Paired up as the second feature on this disc is the following year's Barbarian Queen, a huge hit back in the VHS days and a frequent resident of video shelves across the country. It also spawned a sequel, 1987's inferior Barbarian Queen II: The Empress Strikes Back, which has apparently been set aside for a future double feature. Now Barbarian Queen is most notorious as the only starring vehicle for Lana Clarkson, the gorgeous blonde who appeared in a number of '70s TV shows, played the unforgettable Mrs. Vargas in Fast Times at Ridgemont High, and was shot to death by record producer Phil Spector at his house in 2003. Here she stars as Amethea, a survivor of a Roman raid on a small village who teams up with two other beautiful female escapees, Estrild (Shea, future director of Poison Ivy and Stripped to Kill), and Taramis (Forbidden World's Dunlap). Since the whole siege happened on her wedding day and her betrothed (Zagarino) is now in the clutches of the Romans, she and her sisters in butt-kicking infiltrate the city walls and recruit some gladiators to help on their quest. The indisputable highlight for sleaze fans comes when Clarkson is strapped topless to a rack by a loony scientist with huge glasses; the entire sequence is one of the wildest in the Corman catalog with an insane punchline. Along with the usual Corman stock music (including more Horner cameos), this is also notable as one of the earlier film scoring assignments for the great, still undervalued Christopher Young, still two years before breaking through with Hellraiser.
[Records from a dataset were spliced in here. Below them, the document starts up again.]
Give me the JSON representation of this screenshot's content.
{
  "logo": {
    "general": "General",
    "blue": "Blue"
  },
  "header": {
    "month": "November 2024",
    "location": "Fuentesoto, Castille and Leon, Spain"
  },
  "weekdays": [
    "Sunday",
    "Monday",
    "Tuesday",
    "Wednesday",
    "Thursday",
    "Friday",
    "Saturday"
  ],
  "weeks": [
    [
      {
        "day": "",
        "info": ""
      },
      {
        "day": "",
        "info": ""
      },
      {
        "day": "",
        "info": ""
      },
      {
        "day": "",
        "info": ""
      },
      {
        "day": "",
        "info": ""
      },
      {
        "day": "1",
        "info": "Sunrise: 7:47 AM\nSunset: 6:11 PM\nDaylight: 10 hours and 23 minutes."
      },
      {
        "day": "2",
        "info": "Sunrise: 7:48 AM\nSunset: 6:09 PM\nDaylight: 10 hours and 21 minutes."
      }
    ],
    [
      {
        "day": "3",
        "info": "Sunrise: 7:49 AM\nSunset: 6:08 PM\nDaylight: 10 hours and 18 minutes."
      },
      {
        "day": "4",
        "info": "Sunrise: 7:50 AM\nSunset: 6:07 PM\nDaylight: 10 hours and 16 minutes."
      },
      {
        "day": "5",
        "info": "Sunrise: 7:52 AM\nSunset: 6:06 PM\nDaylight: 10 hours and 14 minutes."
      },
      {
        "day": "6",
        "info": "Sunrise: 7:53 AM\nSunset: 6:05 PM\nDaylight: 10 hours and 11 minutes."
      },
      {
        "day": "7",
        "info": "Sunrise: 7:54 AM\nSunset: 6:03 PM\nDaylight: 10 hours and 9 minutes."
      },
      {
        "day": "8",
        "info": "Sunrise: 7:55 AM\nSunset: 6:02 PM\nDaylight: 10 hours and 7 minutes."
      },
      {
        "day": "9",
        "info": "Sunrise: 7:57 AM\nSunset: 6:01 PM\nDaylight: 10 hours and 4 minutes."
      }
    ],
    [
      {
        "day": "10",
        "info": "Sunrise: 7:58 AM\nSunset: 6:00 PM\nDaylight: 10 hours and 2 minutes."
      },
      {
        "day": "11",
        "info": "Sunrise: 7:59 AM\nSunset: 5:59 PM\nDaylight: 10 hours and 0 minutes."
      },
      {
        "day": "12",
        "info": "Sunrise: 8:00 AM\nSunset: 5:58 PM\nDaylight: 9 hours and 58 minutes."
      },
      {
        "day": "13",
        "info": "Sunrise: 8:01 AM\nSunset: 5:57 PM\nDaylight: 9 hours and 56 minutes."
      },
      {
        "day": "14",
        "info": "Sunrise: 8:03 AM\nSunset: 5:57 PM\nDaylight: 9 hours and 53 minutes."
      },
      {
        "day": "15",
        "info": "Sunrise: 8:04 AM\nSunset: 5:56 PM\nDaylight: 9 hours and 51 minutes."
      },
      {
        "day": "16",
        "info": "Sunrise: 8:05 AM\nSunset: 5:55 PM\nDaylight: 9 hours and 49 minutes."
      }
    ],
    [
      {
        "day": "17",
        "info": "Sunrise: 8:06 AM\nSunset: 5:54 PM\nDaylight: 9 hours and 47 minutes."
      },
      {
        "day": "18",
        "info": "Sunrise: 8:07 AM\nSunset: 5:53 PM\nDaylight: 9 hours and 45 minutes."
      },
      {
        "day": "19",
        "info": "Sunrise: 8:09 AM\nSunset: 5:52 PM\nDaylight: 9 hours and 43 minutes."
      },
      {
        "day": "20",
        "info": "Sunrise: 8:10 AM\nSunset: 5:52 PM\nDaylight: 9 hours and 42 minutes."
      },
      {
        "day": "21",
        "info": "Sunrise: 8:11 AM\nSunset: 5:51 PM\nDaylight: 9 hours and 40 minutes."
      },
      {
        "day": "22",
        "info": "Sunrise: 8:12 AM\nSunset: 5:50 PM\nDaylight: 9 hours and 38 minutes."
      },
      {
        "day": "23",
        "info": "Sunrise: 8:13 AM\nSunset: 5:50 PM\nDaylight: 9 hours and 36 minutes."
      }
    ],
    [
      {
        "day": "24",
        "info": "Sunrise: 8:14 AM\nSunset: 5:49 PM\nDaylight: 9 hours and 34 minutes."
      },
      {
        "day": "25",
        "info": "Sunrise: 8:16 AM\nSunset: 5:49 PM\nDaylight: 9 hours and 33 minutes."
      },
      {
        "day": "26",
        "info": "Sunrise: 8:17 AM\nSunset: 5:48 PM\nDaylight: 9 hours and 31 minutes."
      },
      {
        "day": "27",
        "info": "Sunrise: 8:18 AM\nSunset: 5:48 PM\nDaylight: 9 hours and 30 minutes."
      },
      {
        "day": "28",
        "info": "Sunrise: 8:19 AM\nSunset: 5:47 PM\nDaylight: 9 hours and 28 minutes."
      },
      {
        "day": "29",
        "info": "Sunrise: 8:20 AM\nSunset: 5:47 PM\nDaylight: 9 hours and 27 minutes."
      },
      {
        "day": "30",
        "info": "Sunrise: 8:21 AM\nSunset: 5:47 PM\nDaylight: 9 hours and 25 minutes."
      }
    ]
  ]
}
Deathstalker co-producer Olivera takes over directorial chores here and keeps things super-tight at a punchy 71 minutes, though a slightly longer unrated version was also prepared for videocassette. As an actual print of this version apparently isn't available, the extra scenes (mostly dialogue, though you do get some extended skin during the pillage and rack scenes and a bloody throat slitting) are presented on the DVD as a "deleted scenes" extra from the tape master. The main feature looks much, much better than before; the anamorphic transfer is vivid and film-like with all of the '80s hairdos looking crystal clear. The film element is in cleaner shape than the co-feature, and the sound is also much crisper than the dull, muted track found on the VHS and earlier New Concorde DVD editions. Full frame trailers for both films are included, and when you watch each film, they're preceded by additional Corman titles like Deathstalker, the wonderfully insane and entertaining Deathstalker II: Duel of the Titans (easily the best of the entire Corman sword cycle and one that's hopefully coming from Shout as soon as possible), Streets, and Angel in Red. For sheer bang for your buck, this pairing's hard to beat.